Marks that merely identify a character in a creative work, whether used in a series or in a single work, are not registrable. In re Scholastic Inc., 223 USPQ 431, 431 (TTAB 1984) (holding THE LITTLES, used in the title of each book in a series of children's books, does not function as a mark where it merely identifies the main characters in the books). Cf. In re Caserta, 46 USPQ2d 1088, 1090-91 (TTAB 1998) (holding FURR-BALL FURCANIA, used as the principal character in a single children's book, does not function as a mark even though the character's name appeared on the cover and every page of the story); In re Frederick Warne & Co., 218 USPQ 345, 347-48 (TTAB 1983) (holding an illustration of a frog used on the cover of a single book served only to depict the main character in the book and did not function as a trademark).
To overcome a refusal of registration on the ground that the proposed mark merely identifies a character in a creative work, the applicant may submit evidence that the character name does not merely identify the character in the work. For example, the applicant may submit evidence showing use of the character name as a mark on the spine of the book, or on displays associated with the goods, in a manner that would be perceived as a mark.
A refusal of registration on the ground that the mark merely identifies a character in a creative work can be made regardless of whether the creative work is the sole item in the identification of goods/services or is listed with other items. If the record contains information or if the examining attorney learns from another source that the mark identifies a character in a creative work and there are multiple items in the identification, the examining attorney should issue a partial refusal as to the relevant goods/services. A partial refusal is a refusal that applies only to certain goods/services, or to certain classes. See TMEP §718.02(a).

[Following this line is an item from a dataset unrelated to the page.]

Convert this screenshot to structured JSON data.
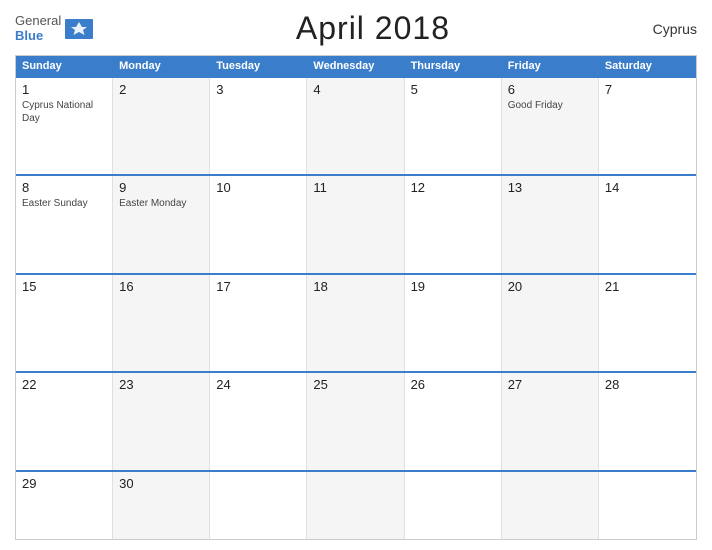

Example: An application for “children’s books, pencils, and coloring books” would be partially refused if the examining attorney determined, either from the application or from another source, that the mark identified a character in the children's books. The use of the same mark on other non-creative matter such as the pencils and coloring books does not overcome the refusal.